For longer-range EVs, a cousin of silicon makes a material difference

By Yang Jie for Wall Street Journal – Car industry invests billions in silicon carbide for chips that control power, but cost challenges remain.

The global auto industry is investing billions of dollars in chips made of silicon carbide, a more robust cousin of Silicon Valley’s namesake element that companies belive can help them build high-performance electric vehicles.

Silicon carbide, or SiC is silicon married to carbon, the material in a diamond, Using it in chips that contorl power, as Tesla Inc. has done for several years, means less energy gets lost, which in turn leads to a more powerful motor that can drive farther on a single charge.

“Customers of EVs are looking for greater range, and we see silicon carbide as an essential material in the design of our power electronics,” said General Motors Co. Vice President Shilpan Amin this week after GM reached a deal to use silicon-carbide devices made by Durham, N.C.-based Wolfspeed Inc.

This big challenge now is ensuring that the battery cosst savings achieved with silicon carbide chips outweigh the higher cost of making them. Industry observers say companies are making progress bur remain years away from getting the cost close to silicon.

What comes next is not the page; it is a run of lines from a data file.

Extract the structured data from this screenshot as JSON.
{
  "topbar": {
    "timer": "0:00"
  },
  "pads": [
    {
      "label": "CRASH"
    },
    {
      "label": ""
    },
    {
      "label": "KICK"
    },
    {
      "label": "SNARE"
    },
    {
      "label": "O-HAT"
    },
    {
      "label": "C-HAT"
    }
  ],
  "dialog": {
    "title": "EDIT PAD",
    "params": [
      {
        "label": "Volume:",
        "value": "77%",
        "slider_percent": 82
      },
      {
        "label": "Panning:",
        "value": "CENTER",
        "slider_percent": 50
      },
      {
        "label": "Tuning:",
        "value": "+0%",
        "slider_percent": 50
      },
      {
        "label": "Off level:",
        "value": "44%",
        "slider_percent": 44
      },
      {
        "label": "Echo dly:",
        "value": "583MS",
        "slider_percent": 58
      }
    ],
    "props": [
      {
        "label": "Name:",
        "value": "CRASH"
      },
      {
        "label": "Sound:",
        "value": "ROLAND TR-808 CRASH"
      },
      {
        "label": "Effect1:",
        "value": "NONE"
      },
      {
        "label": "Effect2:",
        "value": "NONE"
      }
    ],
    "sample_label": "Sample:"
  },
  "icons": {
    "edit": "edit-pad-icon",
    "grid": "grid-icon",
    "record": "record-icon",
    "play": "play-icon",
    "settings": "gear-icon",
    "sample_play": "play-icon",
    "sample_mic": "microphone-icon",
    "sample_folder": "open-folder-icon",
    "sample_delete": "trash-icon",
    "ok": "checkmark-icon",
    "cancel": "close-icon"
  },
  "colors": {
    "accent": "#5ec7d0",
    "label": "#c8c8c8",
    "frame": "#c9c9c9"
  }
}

A device based on silicon carbide can be five times as expensive as regular silicon, according to Claire Troadec of French research firm Yole Développement. Among other issues, silicon carbide is harder and more brittle and that means it is more difficult to polish the surface of a silicon-carbide wafer without ruining it… Full article